- Opening Delimiter -

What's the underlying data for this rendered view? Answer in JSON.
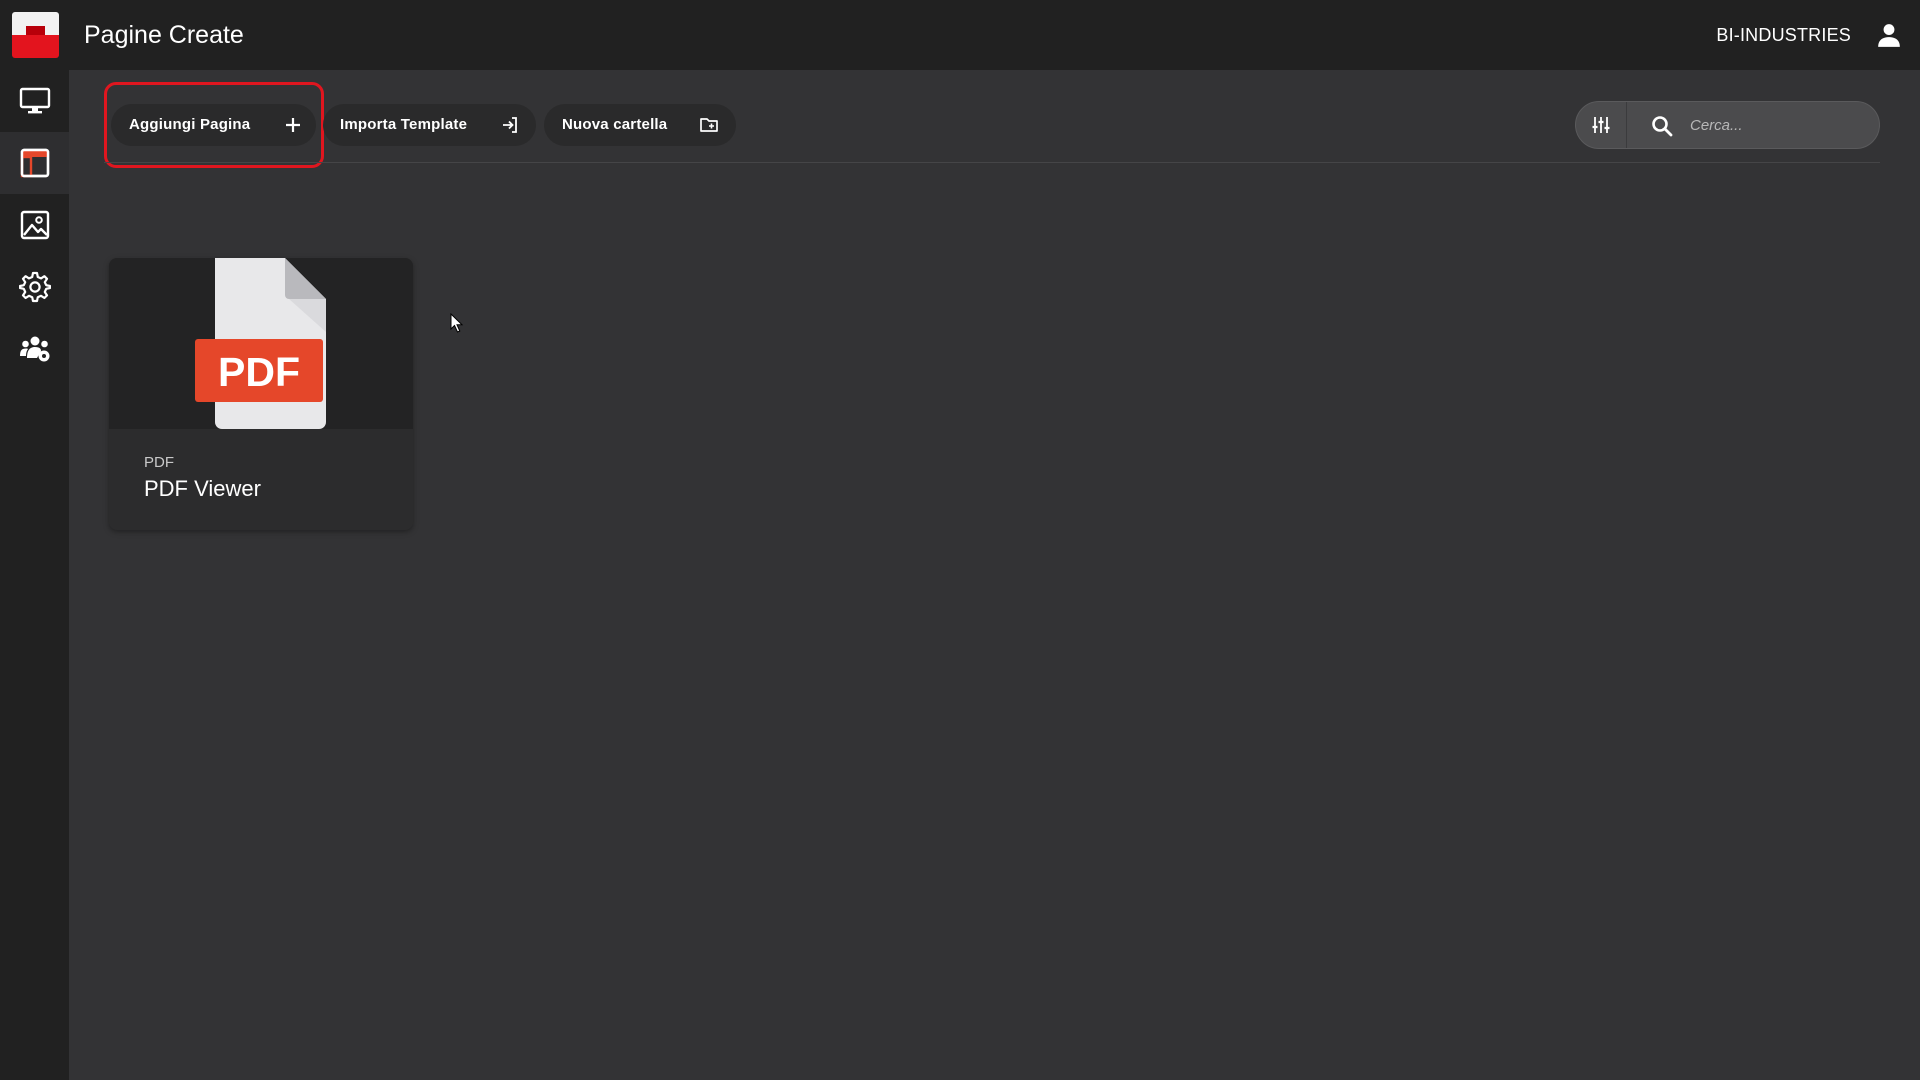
{
  "header": {
    "title": "Pagine Create",
    "organization": "BI-INDUSTRIES",
    "user_icon": "user-icon"
  },
  "sidebar": {
    "items": [
      {
        "name": "monitor",
        "icon": "monitor-icon",
        "active": false
      },
      {
        "name": "layout",
        "icon": "layout-icon",
        "active": true
      },
      {
        "name": "image",
        "icon": "image-icon",
        "active": false
      },
      {
        "name": "settings",
        "icon": "gear-icon",
        "active": false
      },
      {
        "name": "users",
        "icon": "users-gear-icon",
        "active": false
      }
    ]
  },
  "toolbar": {
    "add_page_label": "Aggiungi Pagina",
    "import_template_label": "Importa Template",
    "new_folder_label": "Nuova cartella",
    "search_placeholder": "Cerca..."
  },
  "cards": [
    {
      "type": "PDF",
      "title": "PDF Viewer",
      "thumbnail_text": "PDF"
    }
  ],
  "colors": {
    "accent": "#e0161f",
    "pdf_badge": "#e5472a",
    "background": "#333335",
    "bars": "#212121"
  }
}
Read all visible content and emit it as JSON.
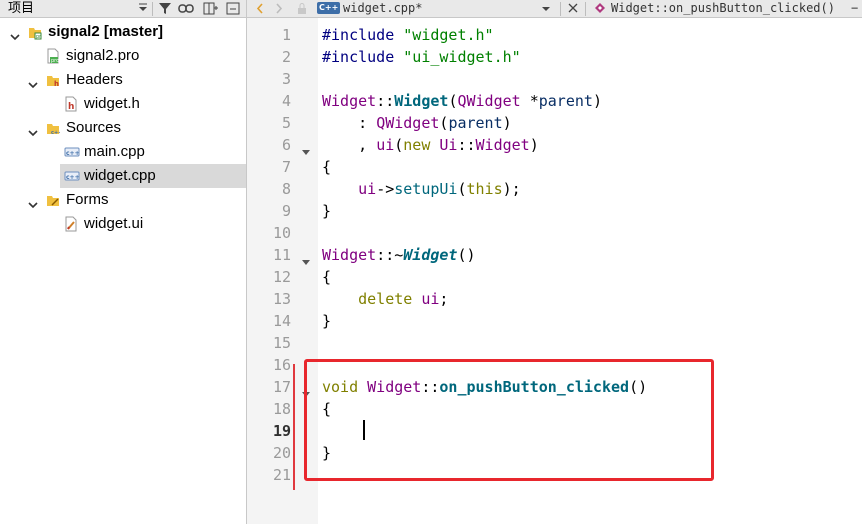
{
  "sidebar": {
    "title": "项目",
    "tree": [
      {
        "label": "signal2 [master]",
        "bold": true,
        "depth": 0,
        "arrow": "down",
        "icon": "project-folder-icon",
        "selected": false
      },
      {
        "label": "signal2.pro",
        "depth": 1,
        "arrow": null,
        "icon": "pro-file-icon",
        "selected": false
      },
      {
        "label": "Headers",
        "depth": 1,
        "arrow": "down",
        "icon": "headers-folder-icon",
        "selected": false
      },
      {
        "label": "widget.h",
        "depth": 2,
        "arrow": null,
        "icon": "header-file-icon",
        "selected": false
      },
      {
        "label": "Sources",
        "depth": 1,
        "arrow": "down",
        "icon": "sources-folder-icon",
        "selected": false
      },
      {
        "label": "main.cpp",
        "depth": 2,
        "arrow": null,
        "icon": "cpp-file-icon",
        "selected": false
      },
      {
        "label": "widget.cpp",
        "depth": 2,
        "arrow": null,
        "icon": "cpp-file-icon",
        "selected": true
      },
      {
        "label": "Forms",
        "depth": 1,
        "arrow": "down",
        "icon": "forms-folder-icon",
        "selected": false
      },
      {
        "label": "widget.ui",
        "depth": 2,
        "arrow": null,
        "icon": "ui-file-icon",
        "selected": false
      }
    ]
  },
  "editor": {
    "tab": {
      "badge": "C++",
      "filename": "widget.cpp*"
    },
    "symbol": "Widget::on_pushButton_clicked()",
    "symbol_suffix": "−",
    "current_line": 19,
    "line_numbers": [
      "1",
      "2",
      "3",
      "4",
      "5",
      "6",
      "7",
      "8",
      "9",
      "10",
      "11",
      "12",
      "13",
      "14",
      "15",
      "16",
      "17",
      "18",
      "19",
      "20",
      "21"
    ],
    "fold_lines": [
      6,
      11,
      17
    ],
    "lines": [
      [
        {
          "t": "#include ",
          "c": "pp"
        },
        {
          "t": "\"widget.h\"",
          "c": "str"
        }
      ],
      [
        {
          "t": "#include ",
          "c": "pp"
        },
        {
          "t": "\"ui_widget.h\"",
          "c": "str"
        }
      ],
      [],
      [
        {
          "t": "Widget",
          "c": "cls"
        },
        {
          "t": "::",
          "c": "op"
        },
        {
          "t": "Widget",
          "c": "fnb"
        },
        {
          "t": "(",
          "c": "op"
        },
        {
          "t": "QWidget",
          "c": "cls"
        },
        {
          "t": " *",
          "c": "op"
        },
        {
          "t": "parent",
          "c": "par"
        },
        {
          "t": ")",
          "c": "op"
        }
      ],
      [
        {
          "t": "    : ",
          "c": "op"
        },
        {
          "t": "QWidget",
          "c": "cls"
        },
        {
          "t": "(",
          "c": "op"
        },
        {
          "t": "parent",
          "c": "par"
        },
        {
          "t": ")",
          "c": "op"
        }
      ],
      [
        {
          "t": "    , ",
          "c": "op"
        },
        {
          "t": "ui",
          "c": "cls"
        },
        {
          "t": "(",
          "c": "op"
        },
        {
          "t": "new",
          "c": "kw"
        },
        {
          "t": " ",
          "c": "op"
        },
        {
          "t": "Ui",
          "c": "cls"
        },
        {
          "t": "::",
          "c": "op"
        },
        {
          "t": "Widget",
          "c": "cls"
        },
        {
          "t": ")",
          "c": "op"
        }
      ],
      [
        {
          "t": "{",
          "c": "op"
        }
      ],
      [
        {
          "t": "    ",
          "c": "op"
        },
        {
          "t": "ui",
          "c": "cls"
        },
        {
          "t": "->",
          "c": "op"
        },
        {
          "t": "setupUi",
          "c": "fn"
        },
        {
          "t": "(",
          "c": "op"
        },
        {
          "t": "this",
          "c": "kw"
        },
        {
          "t": ");",
          "c": "op"
        }
      ],
      [
        {
          "t": "}",
          "c": "op"
        }
      ],
      [],
      [
        {
          "t": "Widget",
          "c": "cls"
        },
        {
          "t": "::~",
          "c": "op"
        },
        {
          "t": "Widget",
          "c": "fnbi"
        },
        {
          "t": "()",
          "c": "op"
        }
      ],
      [
        {
          "t": "{",
          "c": "op"
        }
      ],
      [
        {
          "t": "    ",
          "c": "op"
        },
        {
          "t": "delete",
          "c": "kw"
        },
        {
          "t": " ",
          "c": "op"
        },
        {
          "t": "ui",
          "c": "cls"
        },
        {
          "t": ";",
          "c": "op"
        }
      ],
      [
        {
          "t": "}",
          "c": "op"
        }
      ],
      [],
      [],
      [
        {
          "t": "void",
          "c": "kw"
        },
        {
          "t": " ",
          "c": "op"
        },
        {
          "t": "Widget",
          "c": "cls"
        },
        {
          "t": "::",
          "c": "op"
        },
        {
          "t": "on_pushButton_clicked",
          "c": "fnb"
        },
        {
          "t": "()",
          "c": "op"
        }
      ],
      [
        {
          "t": "{",
          "c": "op"
        }
      ],
      [],
      [
        {
          "t": "}",
          "c": "op"
        }
      ],
      []
    ]
  },
  "colors": {
    "change_marker": "#e0393e",
    "highlight_box": "#e8272d",
    "selected_row": "#d9d9d9"
  }
}
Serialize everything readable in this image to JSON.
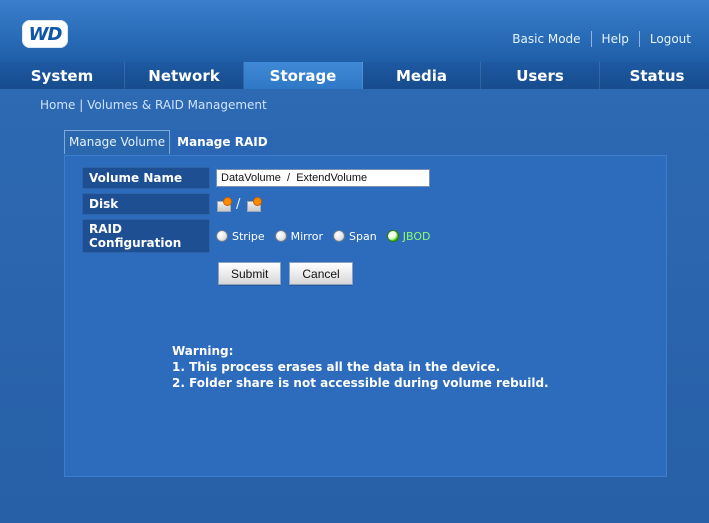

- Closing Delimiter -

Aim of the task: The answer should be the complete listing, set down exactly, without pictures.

Exercise answer:
What's the underlying data for this rendered view? Answer in JSON.
{
  "header": {
    "title": "Pagine Create",
    "organization": "BI-INDUSTRIES",
    "user_icon": "user-icon"
  },
  "sidebar": {
    "items": [
      {
        "name": "monitor",
        "icon": "monitor-icon",
        "active": false
      },
      {
        "name": "layout",
        "icon": "layout-icon",
        "active": true
      },
      {
        "name": "image",
        "icon": "image-icon",
        "active": false
      },
      {
        "name": "settings",
        "icon": "gear-icon",
        "active": false
      },
      {
        "name": "users",
        "icon": "users-gear-icon",
        "active": false
      }
    ]
  },
  "toolbar": {
    "add_page_label": "Aggiungi Pagina",
    "import_template_label": "Importa Template",
    "new_folder_label": "Nuova cartella",
    "search_placeholder": "Cerca..."
  },
  "cards": [
    {
      "type": "PDF",
      "title": "PDF Viewer",
      "thumbnail_text": "PDF"
    }
  ],
  "colors": {
    "accent": "#e0161f",
    "pdf_badge": "#e5472a",
    "background": "#333335",
    "bars": "#212121"
  }
}
Read all visible content and emit it as JSON.
{
  "sidebar": {
    "title": "项目",
    "tree": [
      {
        "label": "signal2 [master]",
        "bold": true,
        "depth": 0,
        "arrow": "down",
        "icon": "project-folder-icon",
        "selected": false
      },
      {
        "label": "signal2.pro",
        "depth": 1,
        "arrow": null,
        "icon": "pro-file-icon",
        "selected": false
      },
      {
        "label": "Headers",
        "depth": 1,
        "arrow": "down",
        "icon": "headers-folder-icon",
        "selected": false
      },
      {
        "label": "widget.h",
        "depth": 2,
        "arrow": null,
        "icon": "header-file-icon",
        "selected": false
      },
      {
        "label": "Sources",
        "depth": 1,
        "arrow": "down",
        "icon": "sources-folder-icon",
        "selected": false
      },
      {
        "label": "main.cpp",
        "depth": 2,
        "arrow": null,
        "icon": "cpp-file-icon",
        "selected": false
      },
      {
        "label": "widget.cpp",
        "depth": 2,
        "arrow": null,
        "icon": "cpp-file-icon",
        "selected": true
      },
      {
        "label": "Forms",
        "depth": 1,
        "arrow": "down",
        "icon": "forms-folder-icon",
        "selected": false
      },
      {
        "label": "widget.ui",
        "depth": 2,
        "arrow": null,
        "icon": "ui-file-icon",
        "selected": false
      }
    ]
  },
  "editor": {
    "tab": {
      "badge": "C++",
      "filename": "widget.cpp*"
    },
    "symbol": "Widget::on_pushButton_clicked()",
    "symbol_suffix": "−",
    "current_line": 19,
    "line_numbers": [
      "1",
      "2",
      "3",
      "4",
      "5",
      "6",
      "7",
      "8",
      "9",
      "10",
      "11",
      "12",
      "13",
      "14",
      "15",
      "16",
      "17",
      "18",
      "19",
      "20",
      "21"
    ],
    "fold_lines": [
      6,
      11,
      17
    ],
    "lines": [
      [
        {
          "t": "#include ",
          "c": "pp"
        },
        {
          "t": "\"widget.h\"",
          "c": "str"
        }
      ],
      [
        {
          "t": "#include ",
          "c": "pp"
        },
        {
          "t": "\"ui_widget.h\"",
          "c": "str"
        }
      ],
      [],
      [
        {
          "t": "Widget",
          "c": "cls"
        },
        {
          "t": "::",
          "c": "op"
        },
        {
          "t": "Widget",
          "c": "fnb"
        },
        {
          "t": "(",
          "c": "op"
        },
        {
          "t": "QWidget",
          "c": "cls"
        },
        {
          "t": " *",
          "c": "op"
        },
        {
          "t": "parent",
          "c": "par"
        },
        {
          "t": ")",
          "c": "op"
        }
      ],
      [
        {
          "t": "    : ",
          "c": "op"
        },
        {
          "t": "QWidget",
          "c": "cls"
        },
        {
          "t": "(",
          "c": "op"
        },
        {
          "t": "parent",
          "c": "par"
        },
        {
          "t": ")",
          "c": "op"
        }
      ],
      [
        {
          "t": "    , ",
          "c": "op"
        },
        {
          "t": "ui",
          "c": "cls"
        },
        {
          "t": "(",
          "c": "op"
        },
        {
          "t": "new",
          "c": "kw"
        },
        {
          "t": " ",
          "c": "op"
        },
        {
          "t": "Ui",
          "c": "cls"
        },
        {
          "t": "::",
          "c": "op"
        },
        {
          "t": "Widget",
          "c": "cls"
        },
        {
          "t": ")",
          "c": "op"
        }
      ],
      [
        {
          "t": "{",
          "c": "op"
        }
      ],
      [
        {
          "t": "    ",
          "c": "op"
        },
        {
          "t": "ui",
          "c": "cls"
        },
        {
          "t": "->",
          "c": "op"
        },
        {
          "t": "setupUi",
          "c": "fn"
        },
        {
          "t": "(",
          "c": "op"
        },
        {
          "t": "this",
          "c": "kw"
        },
        {
          "t": ");",
          "c": "op"
        }
      ],
      [
        {
          "t": "}",
          "c": "op"
        }
      ],
      [],
      [
        {
          "t": "Widget",
          "c": "cls"
        },
        {
          "t": "::~",
          "c": "op"
        },
        {
          "t": "Widget",
          "c": "fnbi"
        },
        {
          "t": "()",
          "c": "op"
        }
      ],
      [
        {
          "t": "{",
          "c": "op"
        }
      ],
      [
        {
          "t": "    ",
          "c": "op"
        },
        {
          "t": "delete",
          "c": "kw"
        },
        {
          "t": " ",
          "c": "op"
        },
        {
          "t": "ui",
          "c": "cls"
        },
        {
          "t": ";",
          "c": "op"
        }
      ],
      [
        {
          "t": "}",
          "c": "op"
        }
      ],
      [],
      [],
      [
        {
          "t": "void",
          "c": "kw"
        },
        {
          "t": " ",
          "c": "op"
        },
        {
          "t": "Widget",
          "c": "cls"
        },
        {
          "t": "::",
          "c": "op"
        },
        {
          "t": "on_pushButton_clicked",
          "c": "fnb"
        },
        {
          "t": "()",
          "c": "op"
        }
      ],
      [
        {
          "t": "{",
          "c": "op"
        }
      ],
      [],
      [
        {
          "t": "}",
          "c": "op"
        }
      ],
      []
    ]
  },
  "colors": {
    "change_marker": "#e0393e",
    "highlight_box": "#e8272d",
    "selected_row": "#d9d9d9"
  }
}
Serialize everything readable in this image to JSON.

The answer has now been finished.